» Supplied data:

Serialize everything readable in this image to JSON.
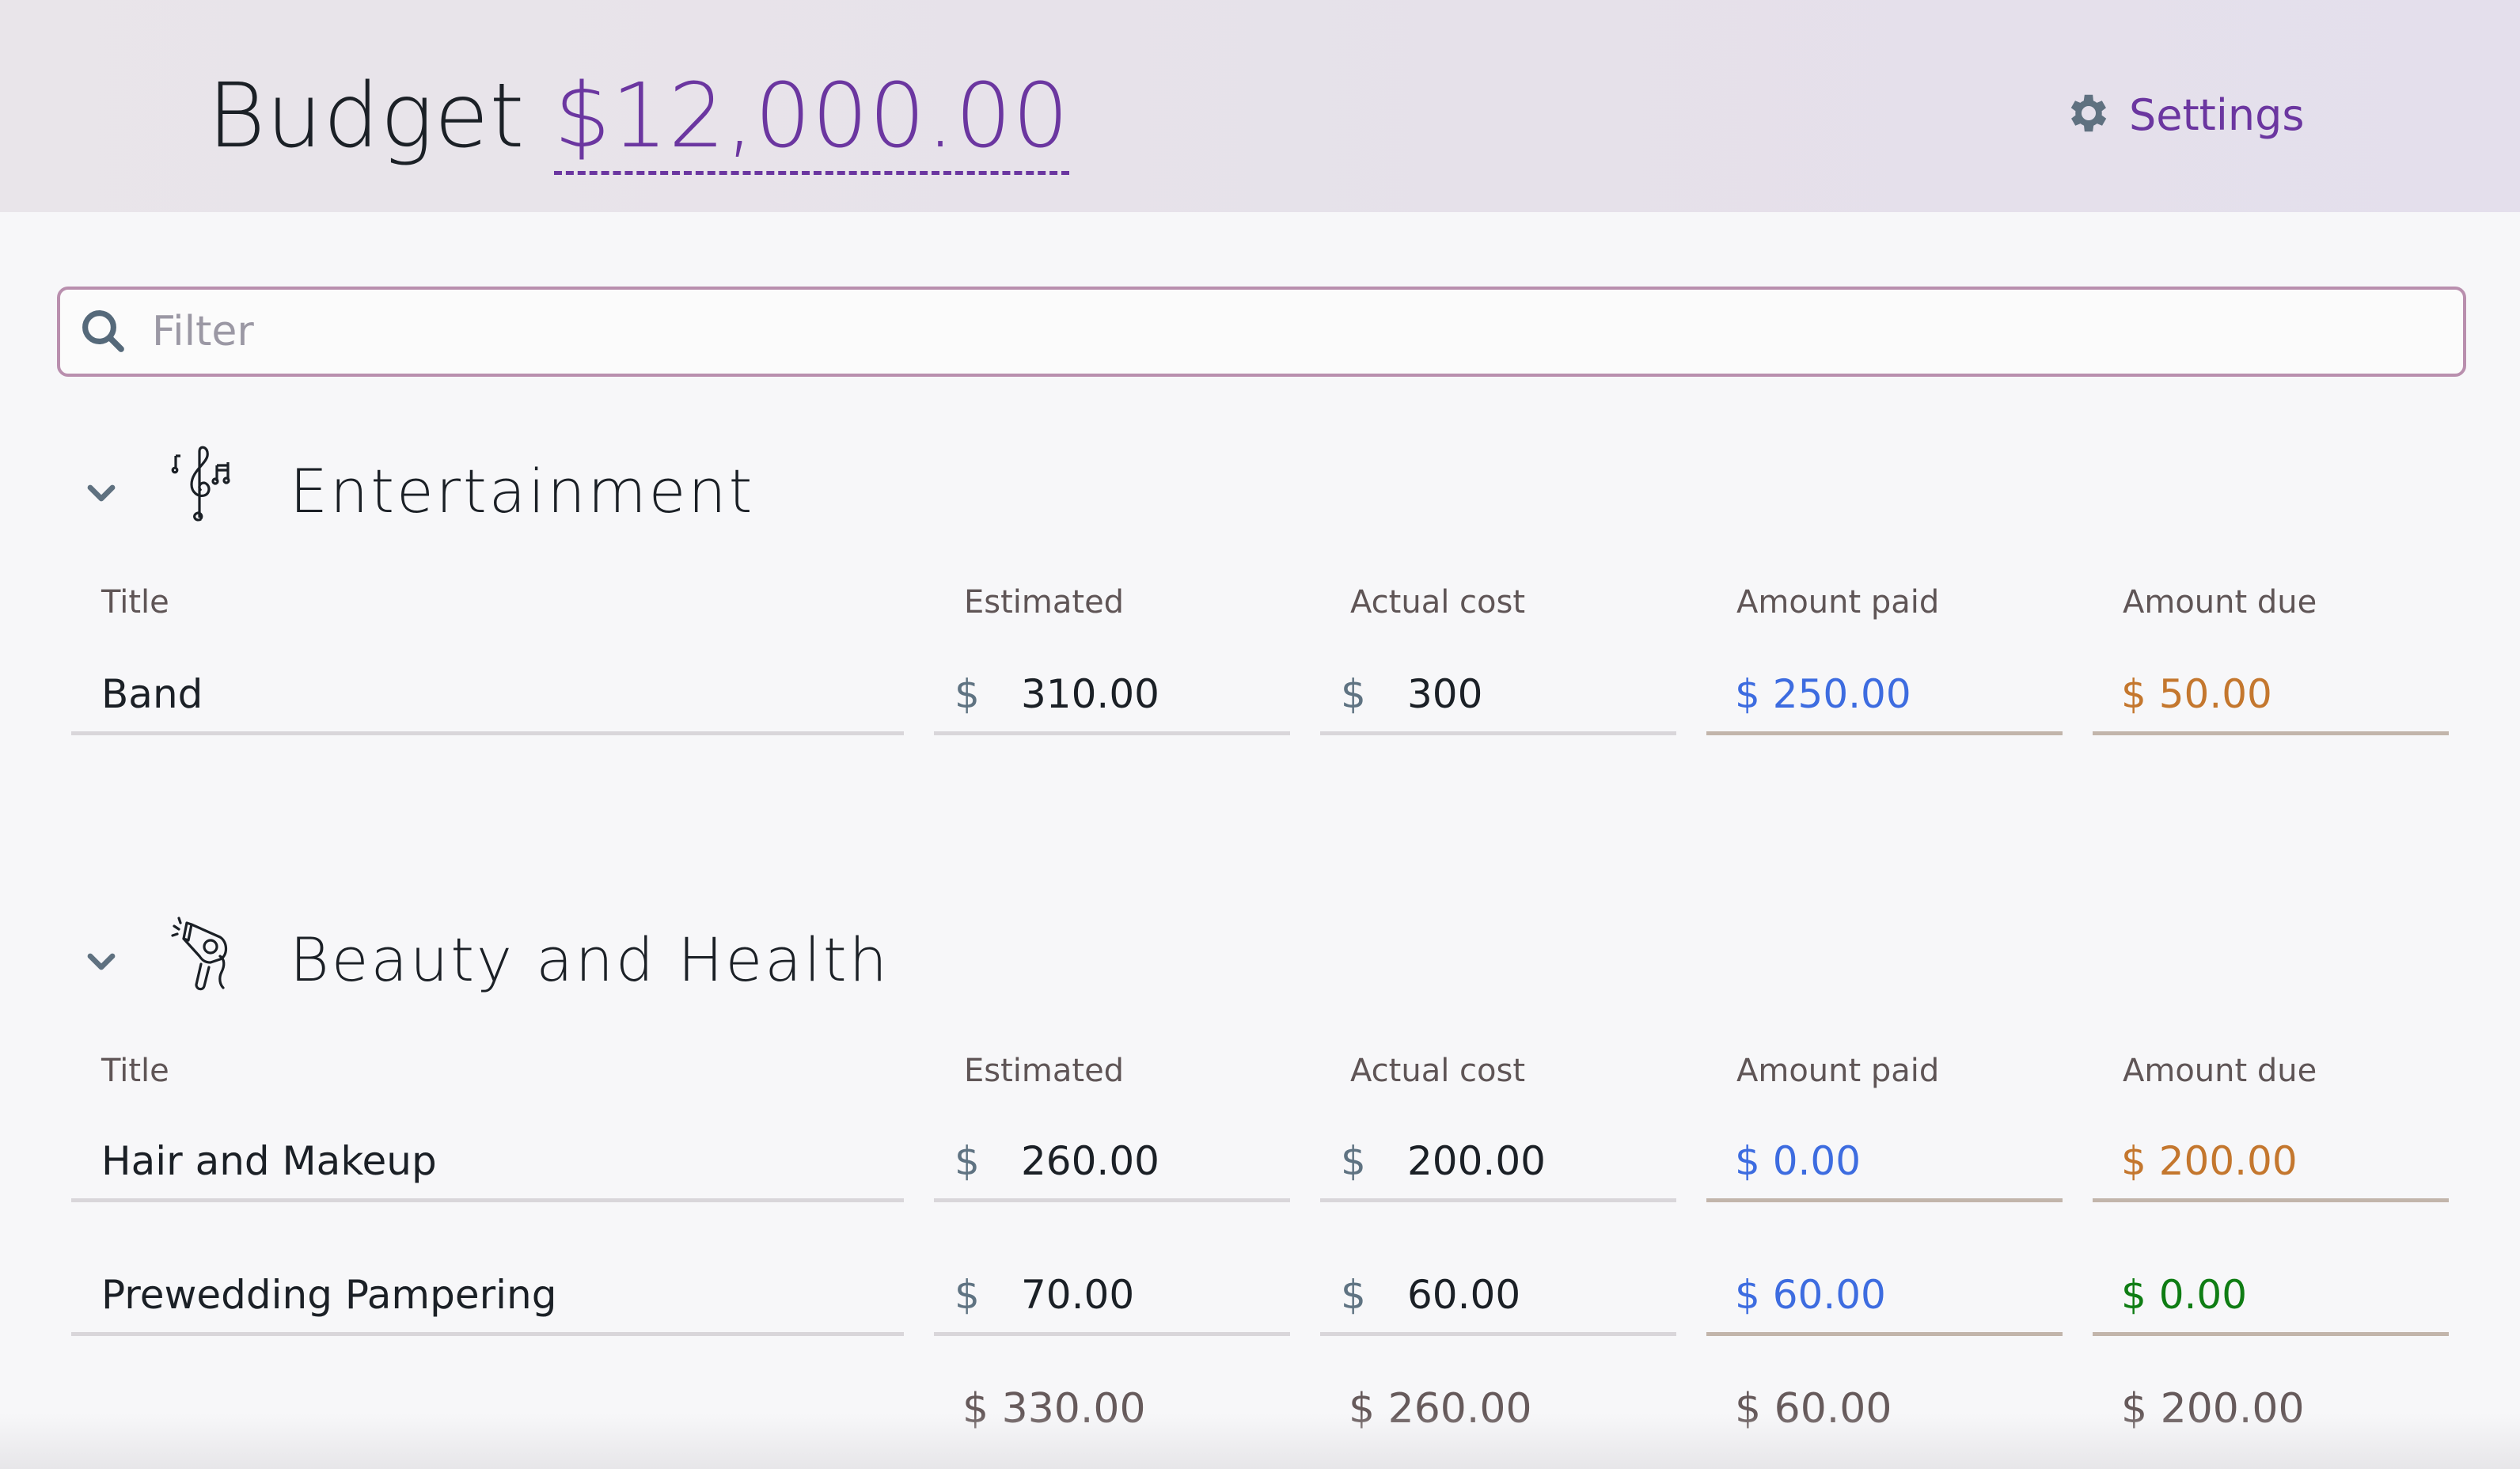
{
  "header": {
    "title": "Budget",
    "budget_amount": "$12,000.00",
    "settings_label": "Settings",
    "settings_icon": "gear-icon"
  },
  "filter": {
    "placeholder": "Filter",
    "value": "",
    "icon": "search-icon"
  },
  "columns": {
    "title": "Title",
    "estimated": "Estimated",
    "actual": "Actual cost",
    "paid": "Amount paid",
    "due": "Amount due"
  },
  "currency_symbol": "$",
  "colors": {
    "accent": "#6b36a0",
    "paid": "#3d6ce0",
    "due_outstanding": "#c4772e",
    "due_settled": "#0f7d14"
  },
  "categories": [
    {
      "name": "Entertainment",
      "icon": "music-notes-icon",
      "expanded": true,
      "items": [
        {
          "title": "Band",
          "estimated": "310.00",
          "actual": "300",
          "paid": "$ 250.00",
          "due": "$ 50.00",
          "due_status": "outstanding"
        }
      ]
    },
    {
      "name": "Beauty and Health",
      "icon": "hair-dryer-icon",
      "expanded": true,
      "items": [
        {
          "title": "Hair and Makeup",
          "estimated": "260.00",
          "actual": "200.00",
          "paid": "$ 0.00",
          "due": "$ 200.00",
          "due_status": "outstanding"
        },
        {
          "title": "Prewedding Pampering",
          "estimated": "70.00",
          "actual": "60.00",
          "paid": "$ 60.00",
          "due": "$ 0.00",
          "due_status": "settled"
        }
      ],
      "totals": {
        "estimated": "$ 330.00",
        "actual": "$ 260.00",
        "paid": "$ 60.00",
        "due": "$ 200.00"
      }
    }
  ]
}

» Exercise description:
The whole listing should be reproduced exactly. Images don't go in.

» Solution to the problem:
Serialize everything readable in this image to JSON.
{
  "header": {
    "title": "Budget",
    "budget_amount": "$12,000.00",
    "settings_label": "Settings",
    "settings_icon": "gear-icon"
  },
  "filter": {
    "placeholder": "Filter",
    "value": "",
    "icon": "search-icon"
  },
  "columns": {
    "title": "Title",
    "estimated": "Estimated",
    "actual": "Actual cost",
    "paid": "Amount paid",
    "due": "Amount due"
  },
  "currency_symbol": "$",
  "colors": {
    "accent": "#6b36a0",
    "paid": "#3d6ce0",
    "due_outstanding": "#c4772e",
    "due_settled": "#0f7d14"
  },
  "categories": [
    {
      "name": "Entertainment",
      "icon": "music-notes-icon",
      "expanded": true,
      "items": [
        {
          "title": "Band",
          "estimated": "310.00",
          "actual": "300",
          "paid": "$ 250.00",
          "due": "$ 50.00",
          "due_status": "outstanding"
        }
      ]
    },
    {
      "name": "Beauty and Health",
      "icon": "hair-dryer-icon",
      "expanded": true,
      "items": [
        {
          "title": "Hair and Makeup",
          "estimated": "260.00",
          "actual": "200.00",
          "paid": "$ 0.00",
          "due": "$ 200.00",
          "due_status": "outstanding"
        },
        {
          "title": "Prewedding Pampering",
          "estimated": "70.00",
          "actual": "60.00",
          "paid": "$ 60.00",
          "due": "$ 0.00",
          "due_status": "settled"
        }
      ],
      "totals": {
        "estimated": "$ 330.00",
        "actual": "$ 260.00",
        "paid": "$ 60.00",
        "due": "$ 200.00"
      }
    }
  ]
}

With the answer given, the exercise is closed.